Page and application data records
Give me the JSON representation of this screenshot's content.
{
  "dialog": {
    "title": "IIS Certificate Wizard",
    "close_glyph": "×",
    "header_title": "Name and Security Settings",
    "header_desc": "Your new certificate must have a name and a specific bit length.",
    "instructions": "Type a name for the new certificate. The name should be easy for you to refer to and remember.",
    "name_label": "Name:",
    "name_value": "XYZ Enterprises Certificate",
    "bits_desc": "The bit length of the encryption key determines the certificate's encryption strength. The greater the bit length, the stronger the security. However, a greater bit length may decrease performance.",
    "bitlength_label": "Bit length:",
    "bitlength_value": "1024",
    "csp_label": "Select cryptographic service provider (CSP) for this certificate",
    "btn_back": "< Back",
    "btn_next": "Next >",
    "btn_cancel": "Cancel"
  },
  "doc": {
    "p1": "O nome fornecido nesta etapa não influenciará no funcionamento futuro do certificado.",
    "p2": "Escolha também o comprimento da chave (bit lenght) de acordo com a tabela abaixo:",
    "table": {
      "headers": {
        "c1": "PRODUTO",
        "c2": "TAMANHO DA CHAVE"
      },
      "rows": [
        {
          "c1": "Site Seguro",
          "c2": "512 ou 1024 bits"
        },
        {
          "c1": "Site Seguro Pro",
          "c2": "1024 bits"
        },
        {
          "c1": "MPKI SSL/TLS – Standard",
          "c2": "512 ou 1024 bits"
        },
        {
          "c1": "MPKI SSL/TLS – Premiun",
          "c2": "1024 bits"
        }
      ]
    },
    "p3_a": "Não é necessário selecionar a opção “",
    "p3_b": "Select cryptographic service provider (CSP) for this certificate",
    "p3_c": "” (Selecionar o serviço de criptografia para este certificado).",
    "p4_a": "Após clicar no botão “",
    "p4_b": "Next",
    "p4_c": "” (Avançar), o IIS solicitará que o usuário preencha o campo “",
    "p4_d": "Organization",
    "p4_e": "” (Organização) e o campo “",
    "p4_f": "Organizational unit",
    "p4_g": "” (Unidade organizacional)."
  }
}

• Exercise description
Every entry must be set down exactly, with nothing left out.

• Final answer
Give me the JSON representation of this screenshot's content.
{
  "dialog": {
    "title": "IIS Certificate Wizard",
    "close_glyph": "×",
    "header_title": "Name and Security Settings",
    "header_desc": "Your new certificate must have a name and a specific bit length.",
    "instructions": "Type a name for the new certificate. The name should be easy for you to refer to and remember.",
    "name_label": "Name:",
    "name_value": "XYZ Enterprises Certificate",
    "bits_desc": "The bit length of the encryption key determines the certificate's encryption strength. The greater the bit length, the stronger the security. However, a greater bit length may decrease performance.",
    "bitlength_label": "Bit length:",
    "bitlength_value": "1024",
    "csp_label": "Select cryptographic service provider (CSP) for this certificate",
    "btn_back": "< Back",
    "btn_next": "Next >",
    "btn_cancel": "Cancel"
  },
  "doc": {
    "p1": "O nome fornecido nesta etapa não influenciará no funcionamento futuro do certificado.",
    "p2": "Escolha também o comprimento da chave (bit lenght) de acordo com a tabela abaixo:",
    "table": {
      "headers": {
        "c1": "PRODUTO",
        "c2": "TAMANHO DA CHAVE"
      },
      "rows": [
        {
          "c1": "Site Seguro",
          "c2": "512 ou 1024 bits"
        },
        {
          "c1": "Site Seguro Pro",
          "c2": "1024 bits"
        },
        {
          "c1": "MPKI SSL/TLS – Standard",
          "c2": "512 ou 1024 bits"
        },
        {
          "c1": "MPKI SSL/TLS – Premiun",
          "c2": "1024 bits"
        }
      ]
    },
    "p3_a": "Não é necessário selecionar a opção “",
    "p3_b": "Select cryptographic service provider (CSP) for this certificate",
    "p3_c": "” (Selecionar o serviço de criptografia para este certificado).",
    "p4_a": "Após clicar no botão “",
    "p4_b": "Next",
    "p4_c": "” (Avançar), o IIS solicitará que o usuário preencha o campo “",
    "p4_d": "Organization",
    "p4_e": "” (Organização) e o campo “",
    "p4_f": "Organizational unit",
    "p4_g": "” (Unidade organizacional)."
  }
}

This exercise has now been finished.